__Aim of the task__: Search the records for the string "this", then copy each line that has it.

=== Begin Enclosure ===

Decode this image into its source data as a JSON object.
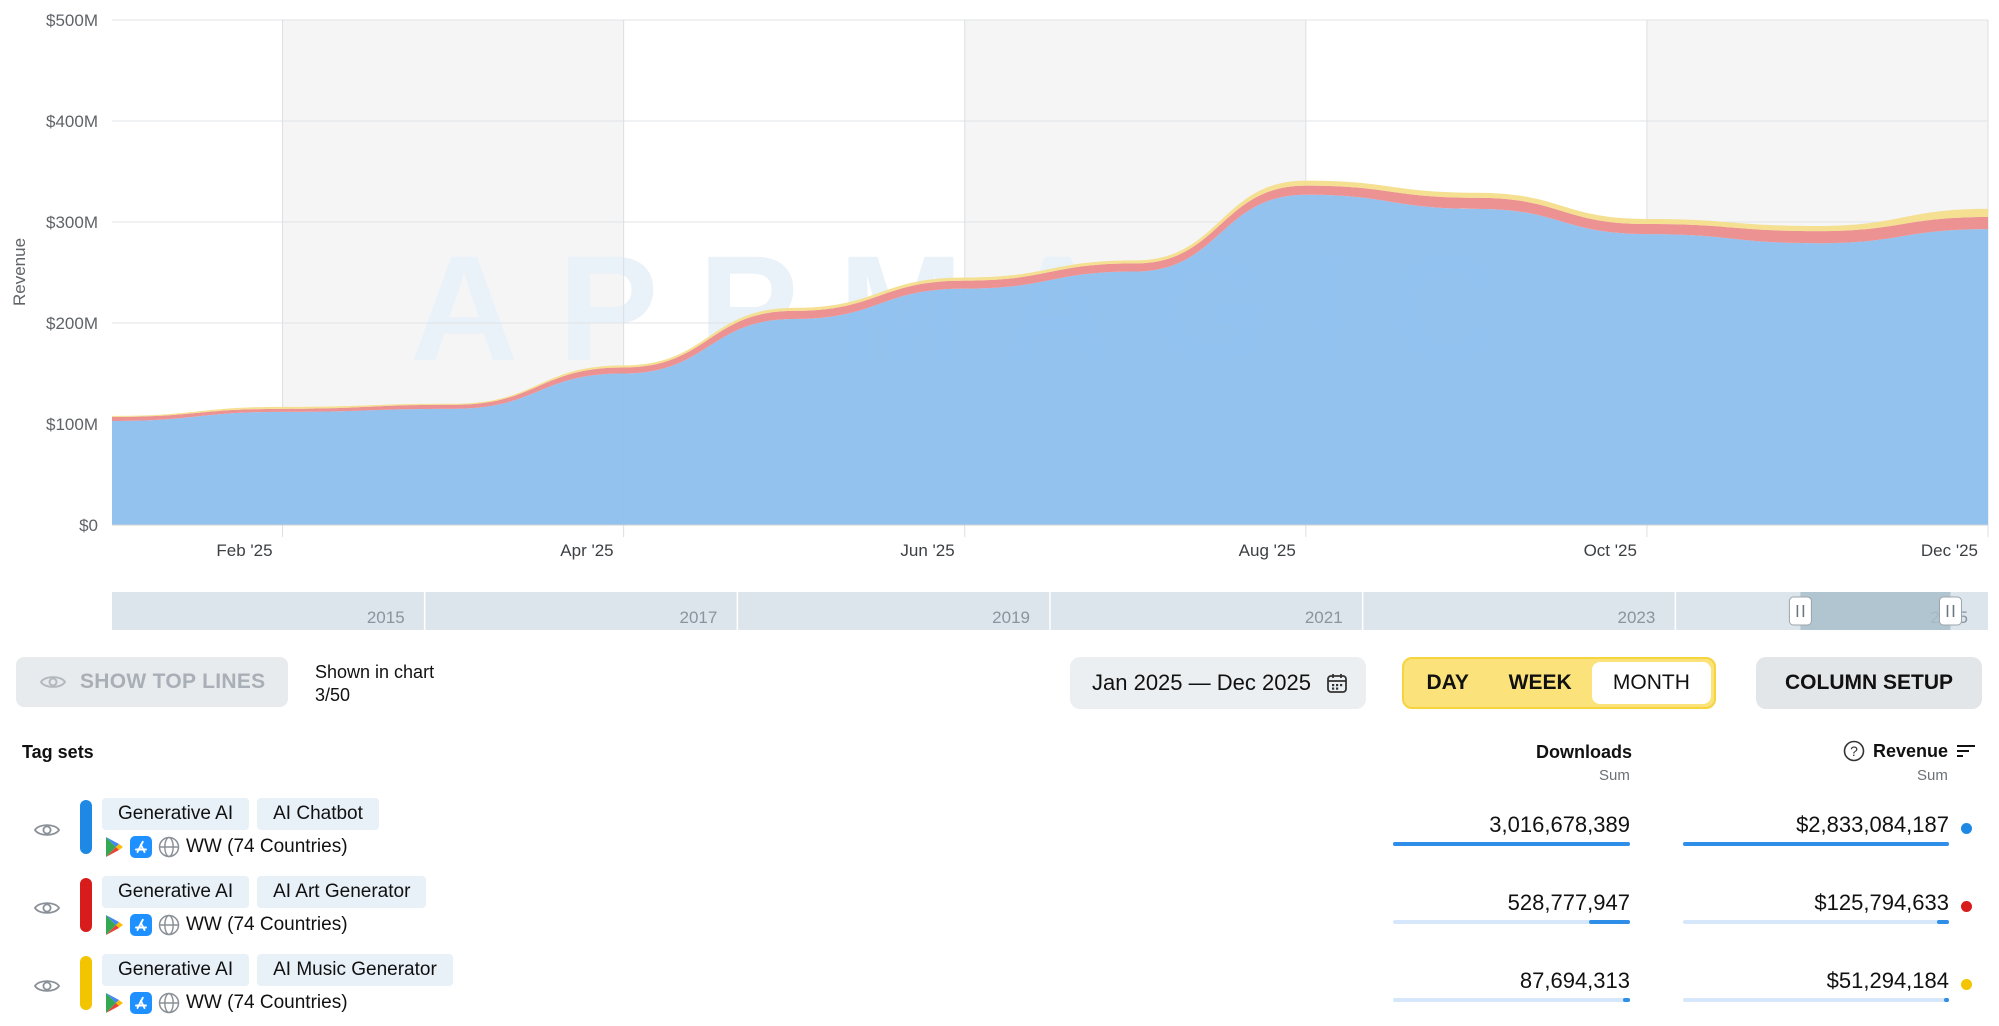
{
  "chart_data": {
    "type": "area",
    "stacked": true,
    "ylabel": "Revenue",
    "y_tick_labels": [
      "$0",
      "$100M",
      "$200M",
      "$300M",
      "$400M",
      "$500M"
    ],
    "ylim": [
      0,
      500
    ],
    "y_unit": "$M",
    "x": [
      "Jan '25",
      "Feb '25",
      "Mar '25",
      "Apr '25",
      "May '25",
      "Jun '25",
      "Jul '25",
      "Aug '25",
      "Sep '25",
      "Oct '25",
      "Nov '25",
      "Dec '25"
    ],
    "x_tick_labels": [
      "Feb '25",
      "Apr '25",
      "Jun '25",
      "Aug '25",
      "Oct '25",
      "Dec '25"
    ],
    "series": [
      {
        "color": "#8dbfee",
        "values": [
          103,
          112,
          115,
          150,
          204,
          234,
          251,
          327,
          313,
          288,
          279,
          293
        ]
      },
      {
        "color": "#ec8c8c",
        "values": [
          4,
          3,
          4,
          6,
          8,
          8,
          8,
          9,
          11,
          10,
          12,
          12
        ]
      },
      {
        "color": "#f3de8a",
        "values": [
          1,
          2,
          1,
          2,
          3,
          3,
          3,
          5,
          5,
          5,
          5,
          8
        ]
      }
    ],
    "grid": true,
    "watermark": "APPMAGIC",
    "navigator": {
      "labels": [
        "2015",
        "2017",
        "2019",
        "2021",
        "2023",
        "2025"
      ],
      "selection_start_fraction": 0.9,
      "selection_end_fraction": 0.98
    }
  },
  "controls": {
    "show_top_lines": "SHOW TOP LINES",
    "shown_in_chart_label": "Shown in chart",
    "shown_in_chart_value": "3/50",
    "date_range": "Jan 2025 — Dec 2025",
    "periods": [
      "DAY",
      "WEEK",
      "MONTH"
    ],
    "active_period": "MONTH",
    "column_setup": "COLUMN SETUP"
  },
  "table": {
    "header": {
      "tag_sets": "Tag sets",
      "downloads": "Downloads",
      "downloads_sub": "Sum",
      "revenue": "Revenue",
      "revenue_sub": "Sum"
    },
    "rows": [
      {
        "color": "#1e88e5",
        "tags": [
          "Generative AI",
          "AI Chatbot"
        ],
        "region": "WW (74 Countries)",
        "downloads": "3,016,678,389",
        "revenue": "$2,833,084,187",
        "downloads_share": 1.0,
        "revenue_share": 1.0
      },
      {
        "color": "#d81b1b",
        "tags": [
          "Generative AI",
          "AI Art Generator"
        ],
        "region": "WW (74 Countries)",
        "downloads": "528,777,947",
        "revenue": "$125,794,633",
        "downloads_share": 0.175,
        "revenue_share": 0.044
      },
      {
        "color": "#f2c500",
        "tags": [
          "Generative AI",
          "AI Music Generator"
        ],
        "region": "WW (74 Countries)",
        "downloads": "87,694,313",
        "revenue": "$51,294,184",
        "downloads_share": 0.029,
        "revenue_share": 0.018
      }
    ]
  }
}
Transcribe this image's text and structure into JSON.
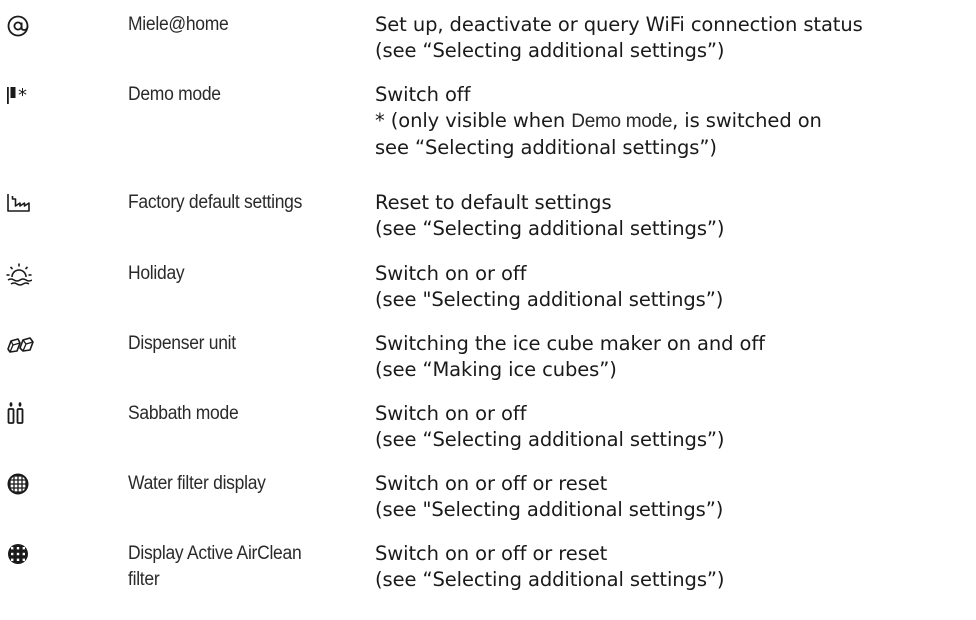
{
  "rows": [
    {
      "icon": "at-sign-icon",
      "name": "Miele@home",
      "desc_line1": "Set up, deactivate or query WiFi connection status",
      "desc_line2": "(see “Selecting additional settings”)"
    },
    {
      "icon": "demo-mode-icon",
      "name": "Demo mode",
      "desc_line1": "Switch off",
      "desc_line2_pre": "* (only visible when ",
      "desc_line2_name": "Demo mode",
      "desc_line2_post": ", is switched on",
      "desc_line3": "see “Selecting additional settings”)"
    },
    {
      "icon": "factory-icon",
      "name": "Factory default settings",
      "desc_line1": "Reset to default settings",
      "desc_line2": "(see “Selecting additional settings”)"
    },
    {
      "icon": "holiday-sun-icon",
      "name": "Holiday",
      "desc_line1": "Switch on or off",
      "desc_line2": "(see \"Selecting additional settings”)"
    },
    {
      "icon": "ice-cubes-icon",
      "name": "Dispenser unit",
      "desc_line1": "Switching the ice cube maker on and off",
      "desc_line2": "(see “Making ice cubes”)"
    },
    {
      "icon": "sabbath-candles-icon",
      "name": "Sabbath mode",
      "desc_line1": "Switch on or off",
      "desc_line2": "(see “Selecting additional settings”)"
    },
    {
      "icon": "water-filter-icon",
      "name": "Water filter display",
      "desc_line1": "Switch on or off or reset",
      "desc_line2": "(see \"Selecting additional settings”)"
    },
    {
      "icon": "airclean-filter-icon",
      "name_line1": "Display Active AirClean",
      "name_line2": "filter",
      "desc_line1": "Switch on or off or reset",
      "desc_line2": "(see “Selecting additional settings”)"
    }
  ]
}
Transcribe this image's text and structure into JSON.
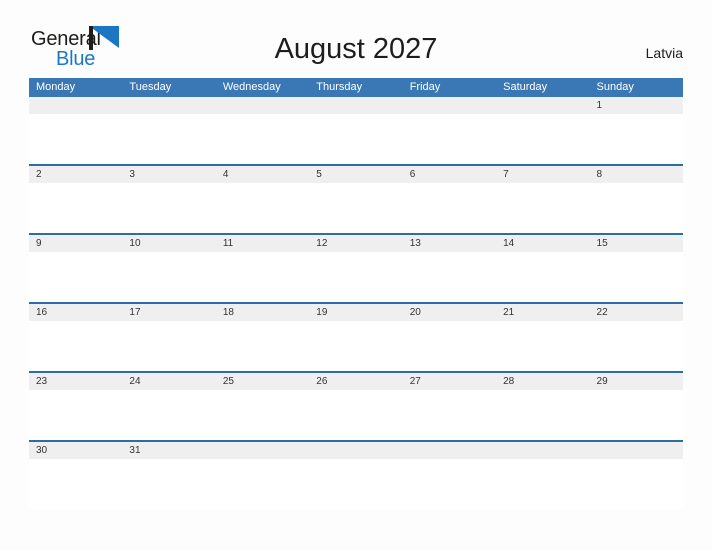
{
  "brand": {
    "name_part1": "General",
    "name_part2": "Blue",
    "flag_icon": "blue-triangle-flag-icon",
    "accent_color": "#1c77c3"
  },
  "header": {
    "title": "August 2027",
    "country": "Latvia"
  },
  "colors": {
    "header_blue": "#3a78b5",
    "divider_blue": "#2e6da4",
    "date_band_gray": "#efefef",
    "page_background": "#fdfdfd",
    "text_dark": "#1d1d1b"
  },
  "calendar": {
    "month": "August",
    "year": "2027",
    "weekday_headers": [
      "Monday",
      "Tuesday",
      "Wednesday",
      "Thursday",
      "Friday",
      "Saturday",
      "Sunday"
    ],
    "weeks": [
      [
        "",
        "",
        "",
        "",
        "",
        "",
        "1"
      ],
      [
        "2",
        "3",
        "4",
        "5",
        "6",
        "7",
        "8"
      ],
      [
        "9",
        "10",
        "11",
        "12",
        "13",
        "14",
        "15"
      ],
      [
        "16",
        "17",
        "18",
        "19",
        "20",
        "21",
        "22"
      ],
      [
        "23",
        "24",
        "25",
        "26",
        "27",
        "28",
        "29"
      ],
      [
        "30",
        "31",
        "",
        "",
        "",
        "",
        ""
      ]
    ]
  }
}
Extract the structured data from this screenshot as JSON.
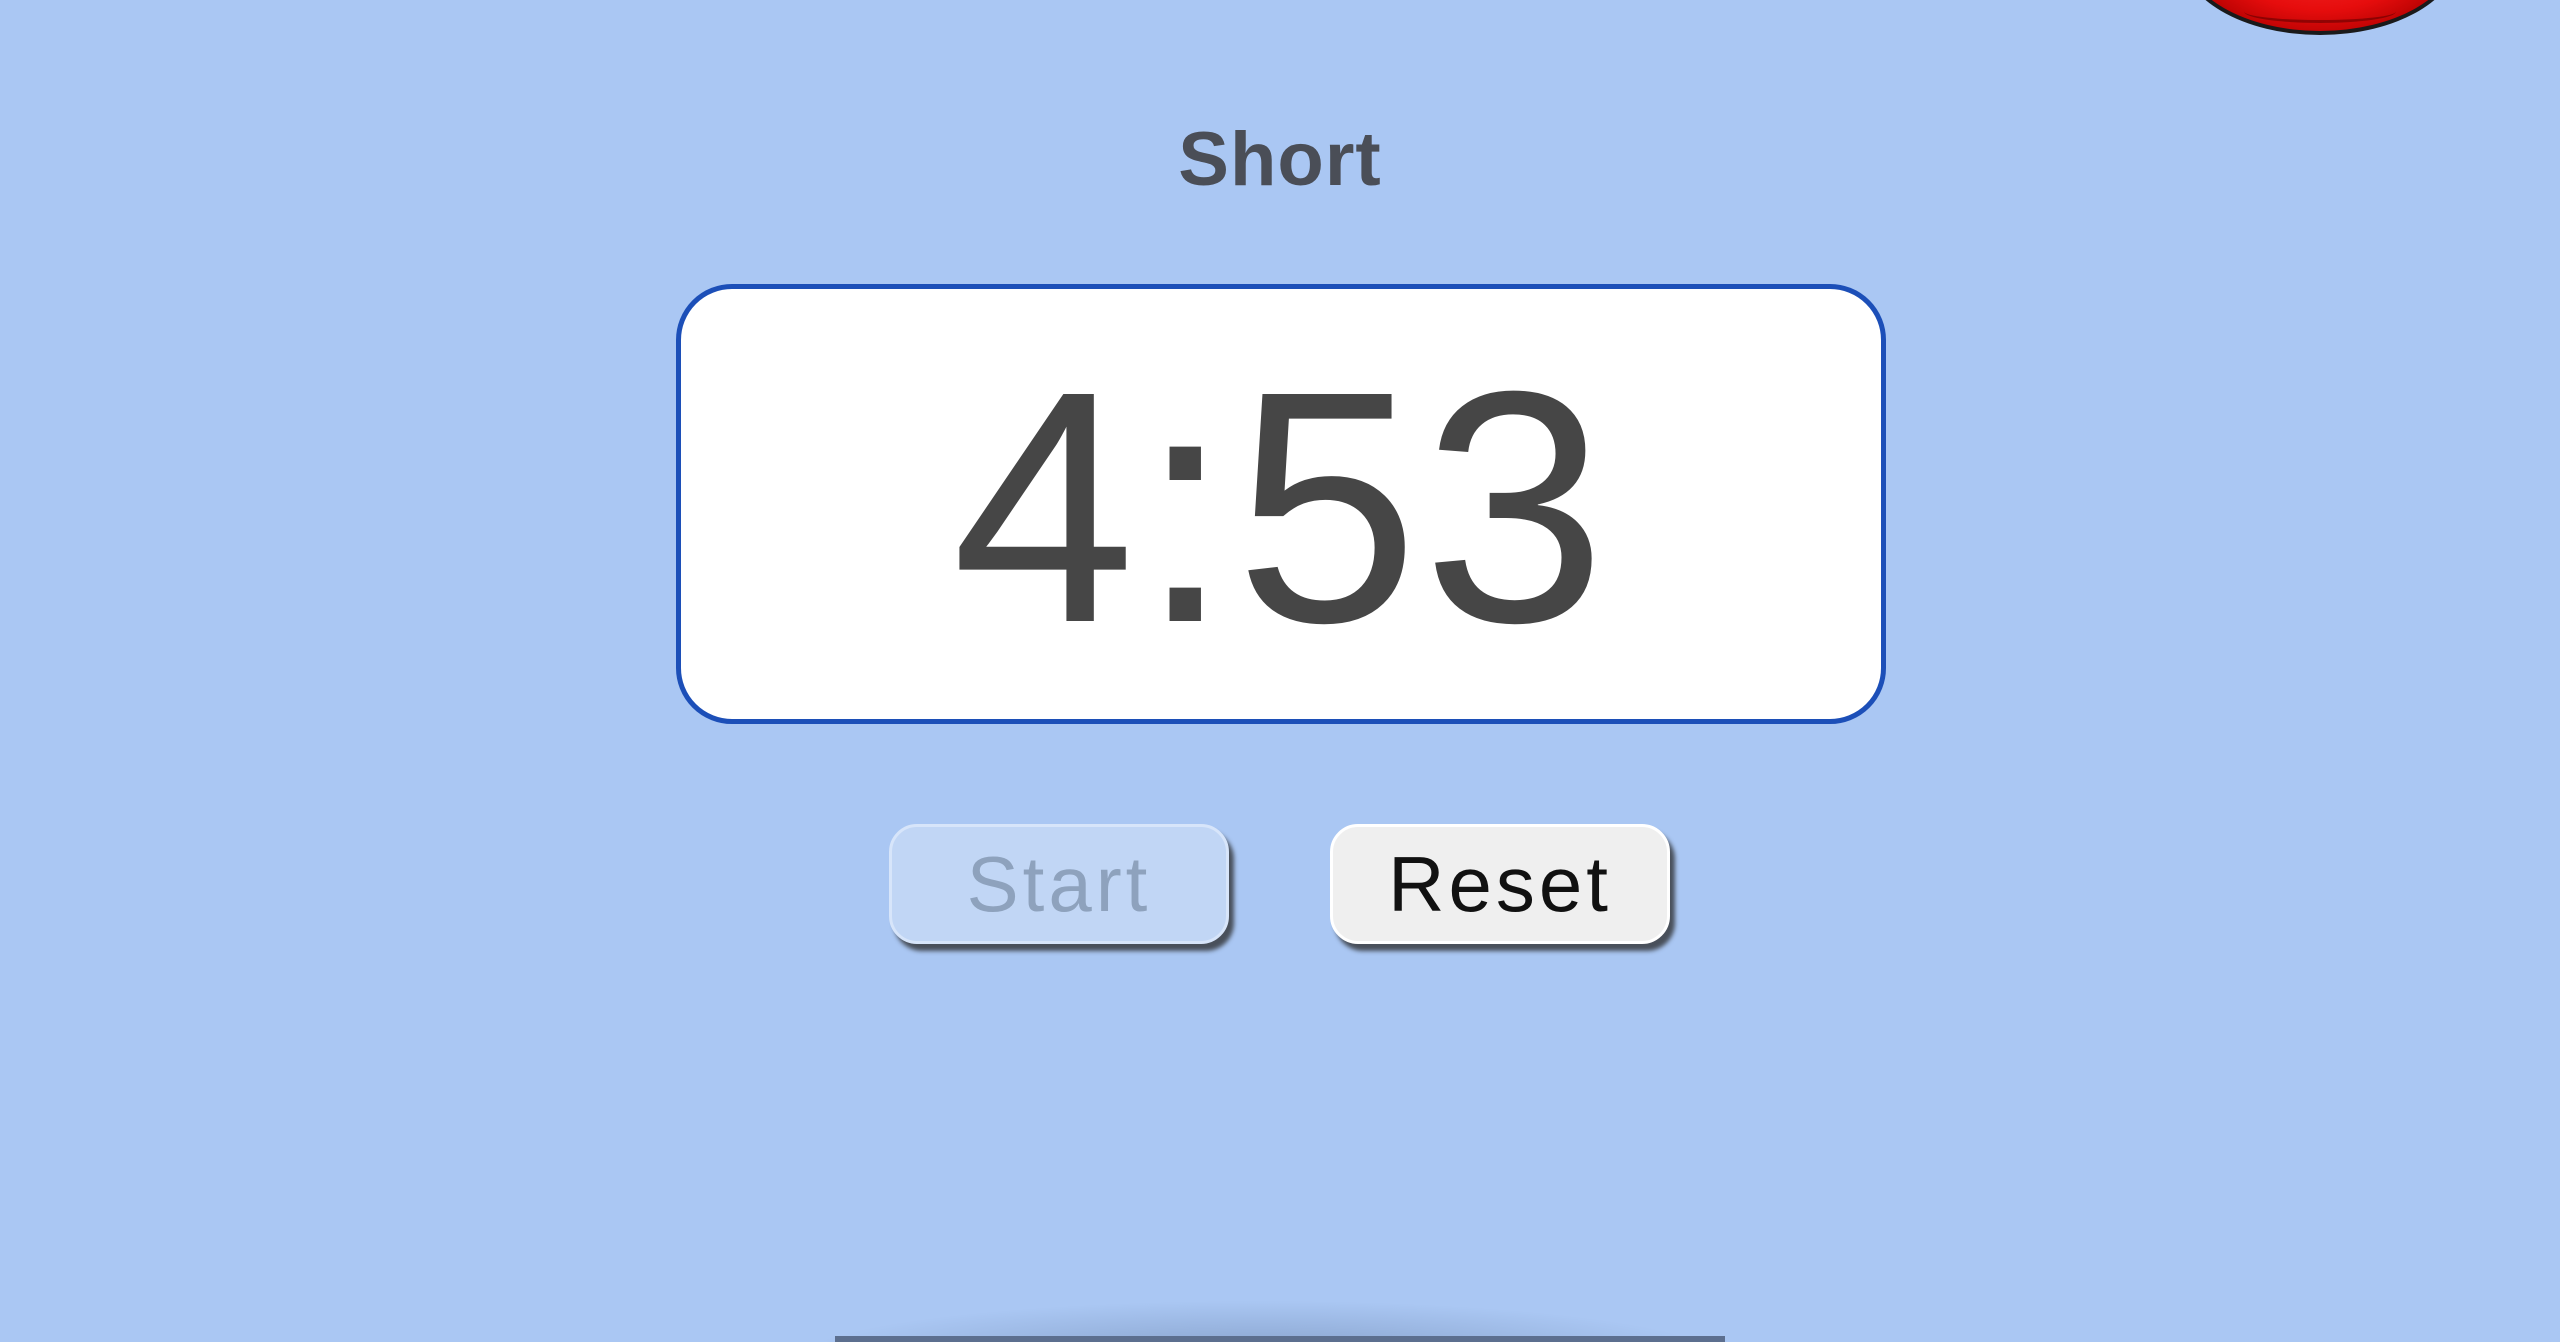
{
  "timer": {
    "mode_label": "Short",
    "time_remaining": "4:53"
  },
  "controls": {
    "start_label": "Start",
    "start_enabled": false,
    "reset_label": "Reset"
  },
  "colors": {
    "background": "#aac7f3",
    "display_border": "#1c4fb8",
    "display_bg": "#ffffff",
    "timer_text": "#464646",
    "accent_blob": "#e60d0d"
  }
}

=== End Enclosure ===

__Task answer__:
Decode this image into its source data as a JSON object.
Transcribe this image's text and structure into JSON.
Transcribe this image's text and structure into JSON.
Extract the structured data from this screenshot as JSON.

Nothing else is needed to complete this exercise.